P. H. ANDERSON RESTORES LIFE TO OLD HOUSE
One Time Millburn Show Place
Is Brought Back to Former Glory.
By George Rinehart
MILLBURN - Two years ago last September, Philip H. Anderson,
chief of the disposition unit at the Veterans Administration
Hospital, Downey, stood facing what was once the well-kept lawn
of the Robert Strang homestead in this village.
Across the weeds and briars he saw what was once a mansion which
commanded the respect of the village and the farm area for miles
Now it was anything but the show place it once was. The porches
had rotted away, windows were broken, cobwebs covered the windows
and hung from the ceilings, and dust covered the lattice
shutters, the woodwork and floors. The interior would have made
an excellent setting for a Hollywood haunted house movie.
Anderson saw this as a challenge in the way of restoration. From
Victor Strang, Beach Rd., a great grandson of the original owner,
he purchased the five-acre estate and began the tedious job of
The building itself was well constructed. Robert Strang, a
farmer had brick hauled from Milwaukee, Wis. To provide the solid
masonry for the 40x40 foot structure, which contained 12 rooms
and four bathrooms.
There is a basement beneath the entire structure and the attic
with its look-out cupola, typical of the early day, is so large
that Anderson has his TV aerial in it.
The lower floor has its large kitchen where a huge coal stove
provided both heat for cooking and radiation. Off the kitchen
toward the front of the house is a tea room as large as the
present day dining room. The Strangs were of English-Scotch
descent, and the tea room was their favorite gathering place in
Anderson has furnished the tea room with 19th century chairs and
table. A chandelier that once hung in the North Prairie Church
hangs over the table. It has a central filling oil receptacle
from which the oil drained to the cluster of lamps surround it.
It is now lighted electrically.
The tea room and the dining room are separated by a butler's
pantry, which has a sliding door at the shelf from which the
dining room is served.
Over the long oak dining table hands a chandelier which Mr.
Anderson's parents, Mr. and Mrs. Richard Anderson, brought from
Sweden. The chandelier is of wrought iron with holders for
candles below which, prisms dangle. In the center is a pot for
flowers. Electric dangles now replace the tallow ones that were
used back in Sweden.
Resembling a fire place at first glance is a writing desk, a
replica of a castle on the Rhine river in Germany. It was made
in Gothenburg, German, and brought to the country and placed in
the German house at the time of the 1893 World's Exposition in
Chicago. Anderson got it from an antique dealer in Wheeling and
now finds it a decorative article for the large dining room.
From the dining room won crosses a large hallway which may be
entered from the vestibule of the front doorway. From this
hallway a semi-circular stairway takes one to the second floor

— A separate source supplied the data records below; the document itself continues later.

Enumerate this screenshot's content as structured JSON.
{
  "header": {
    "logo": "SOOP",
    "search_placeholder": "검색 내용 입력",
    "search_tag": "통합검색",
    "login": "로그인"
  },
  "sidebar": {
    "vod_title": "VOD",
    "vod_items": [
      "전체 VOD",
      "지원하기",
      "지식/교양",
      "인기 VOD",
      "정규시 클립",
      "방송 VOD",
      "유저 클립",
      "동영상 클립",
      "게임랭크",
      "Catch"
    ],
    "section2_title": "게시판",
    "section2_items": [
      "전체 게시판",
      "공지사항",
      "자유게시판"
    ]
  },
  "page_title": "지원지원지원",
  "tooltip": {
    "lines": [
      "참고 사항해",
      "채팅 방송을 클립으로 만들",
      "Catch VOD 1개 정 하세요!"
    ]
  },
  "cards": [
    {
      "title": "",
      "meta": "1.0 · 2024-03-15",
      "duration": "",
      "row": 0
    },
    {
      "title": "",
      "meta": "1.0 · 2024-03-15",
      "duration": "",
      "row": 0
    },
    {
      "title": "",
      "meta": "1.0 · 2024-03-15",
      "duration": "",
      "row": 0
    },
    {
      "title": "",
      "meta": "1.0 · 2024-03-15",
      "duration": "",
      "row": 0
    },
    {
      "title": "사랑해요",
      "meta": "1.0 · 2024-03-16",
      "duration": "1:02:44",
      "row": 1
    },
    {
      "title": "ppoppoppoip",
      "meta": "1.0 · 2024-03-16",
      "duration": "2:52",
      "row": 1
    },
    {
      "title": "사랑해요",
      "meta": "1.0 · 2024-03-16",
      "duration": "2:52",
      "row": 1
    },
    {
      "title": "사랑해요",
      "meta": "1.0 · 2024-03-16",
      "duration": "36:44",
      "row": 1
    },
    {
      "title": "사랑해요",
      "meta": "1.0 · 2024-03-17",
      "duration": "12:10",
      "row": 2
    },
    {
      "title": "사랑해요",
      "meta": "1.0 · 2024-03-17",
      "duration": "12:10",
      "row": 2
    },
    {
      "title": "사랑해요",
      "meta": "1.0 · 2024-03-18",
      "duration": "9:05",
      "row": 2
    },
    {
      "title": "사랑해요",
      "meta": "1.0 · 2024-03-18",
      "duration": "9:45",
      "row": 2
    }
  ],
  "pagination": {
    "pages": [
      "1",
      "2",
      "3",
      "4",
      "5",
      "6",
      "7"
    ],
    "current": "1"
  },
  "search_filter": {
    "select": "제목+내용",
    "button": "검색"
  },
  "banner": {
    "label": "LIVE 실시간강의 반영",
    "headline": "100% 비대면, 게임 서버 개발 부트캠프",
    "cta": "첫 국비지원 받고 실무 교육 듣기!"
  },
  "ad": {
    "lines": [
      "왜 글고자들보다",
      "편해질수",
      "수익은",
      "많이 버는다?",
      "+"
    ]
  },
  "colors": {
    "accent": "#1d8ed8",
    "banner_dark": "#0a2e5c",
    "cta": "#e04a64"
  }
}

where there are six bedrooms, two of them for servants, and two
Off the hallway at the first floor level there is also a bathroom
which had a metal bath tub when Anderson purchased the place.
Other bathrooms had merely the lavatory.
Off the hallway opposite the dining room is the parlor with its
wood shutters to regulate the light, and from the parlor an open
way, shut off at times by drapes, leads to the music room. Doors
from the music room open either into a rear room or into a guest
Between the guest room and the kitchen is the second bathroom of
the lower floor.
CEILINGS ARE HIGH
The 10 1/2 foot ceilings, the wood molding add to the
spaciousness and grandure of the house of that period. The
chimneys were constructed in the exterior corners so that outlets
could be obtained form one chimney for two rooms.
All rooms except bedrooms had coal stoves, and one or two of
these stoves, long, low iron pieces, were found among the trash
left in the basement, according to Anderson.
There were five children in the Strang family, none of whom are
living, Anderson said. One of them became a merchant. A day
book left in the basement of the house is quite legible and tells
of the purchases made by local citizens and the price which they
paid for each article obtained on credit.
Anderson, who lives alone in the large house is assisted in its
upkeep by hired help, and gets much satisfaction from the manner
in which he has outfitted it. He entertains at large dinner
parties and enjoys escorting visitors through the house.